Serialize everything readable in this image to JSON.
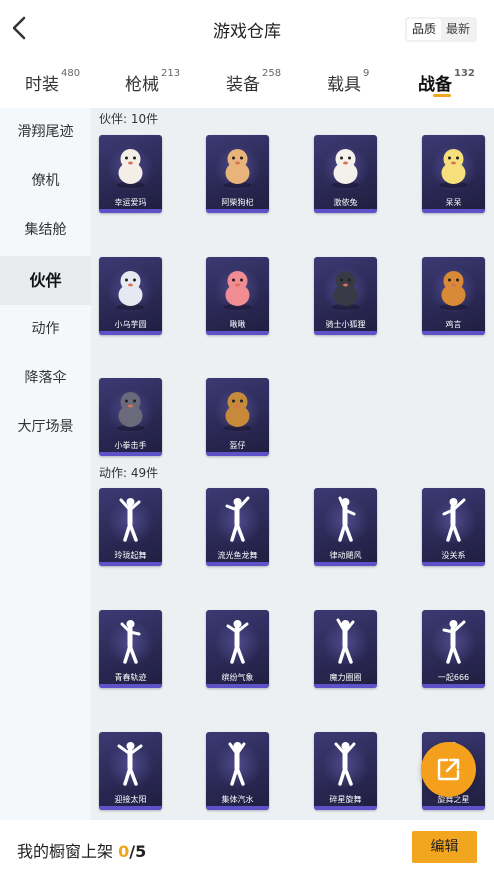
{
  "header": {
    "title": "游戏仓库",
    "sort_options": [
      "品质",
      "最新"
    ],
    "sort_selected": "品质"
  },
  "tabs": [
    {
      "label": "时装",
      "count": "480"
    },
    {
      "label": "枪械",
      "count": "213"
    },
    {
      "label": "装备",
      "count": "258"
    },
    {
      "label": "载具",
      "count": "9"
    },
    {
      "label": "战备",
      "count": "132"
    }
  ],
  "active_tab": "战备",
  "sidebar": {
    "items": [
      "滑翔尾迹",
      "僚机",
      "集结舱",
      "伙伴",
      "动作",
      "降落伞",
      "大厅场景"
    ],
    "active": "伙伴"
  },
  "sections": {
    "companions": {
      "label": "伙伴: 10件",
      "items": [
        {
          "name": "幸运爱玛",
          "icon": "companion-figure"
        },
        {
          "name": "阿柴狗杞",
          "icon": "companion-figure"
        },
        {
          "name": "激依兔",
          "icon": "companion-figure"
        },
        {
          "name": "呆呆",
          "icon": "companion-figure"
        },
        {
          "name": "小乌芋圆",
          "icon": "companion-figure"
        },
        {
          "name": "啾啾",
          "icon": "companion-figure"
        },
        {
          "name": "骑士小狐狸",
          "icon": "companion-figure"
        },
        {
          "name": "鸡言",
          "icon": "companion-figure"
        },
        {
          "name": "小拳击手",
          "icon": "companion-figure"
        },
        {
          "name": "盔仔",
          "icon": "companion-figure"
        }
      ]
    },
    "emotes": {
      "label": "动作: 49件",
      "items": [
        {
          "name": "玲珑起舞",
          "icon": "dancer-silhouette"
        },
        {
          "name": "流光鱼龙舞",
          "icon": "dancer-silhouette"
        },
        {
          "name": "律动飓风",
          "icon": "dancer-silhouette"
        },
        {
          "name": "没关系",
          "icon": "dancer-silhouette"
        },
        {
          "name": "青春轨迹",
          "icon": "dancer-silhouette"
        },
        {
          "name": "缤纷气象",
          "icon": "dancer-silhouette"
        },
        {
          "name": "魔力圈圈",
          "icon": "dancer-silhouette"
        },
        {
          "name": "一起666",
          "icon": "dancer-silhouette"
        },
        {
          "name": "迎接太阳",
          "icon": "dancer-silhouette"
        },
        {
          "name": "集体汽水",
          "icon": "dancer-silhouette"
        },
        {
          "name": "碎星旋舞",
          "icon": "dancer-silhouette"
        },
        {
          "name": "旋舞之星",
          "icon": "dancer-silhouette"
        }
      ]
    }
  },
  "footer": {
    "label": "我的橱窗上架",
    "count": "0",
    "total": "/5",
    "edit_label": "编辑"
  },
  "colors": {
    "accent": "#f2a51e",
    "card_bg": "#2b2955",
    "card_stripe": "#5d52c8"
  }
}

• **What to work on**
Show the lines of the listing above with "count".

• **Result of this exercise**
      "count": "480"
      "count": "213"
      "count": "258"
      "count": "9"
      "count": "132"
    "count": "0",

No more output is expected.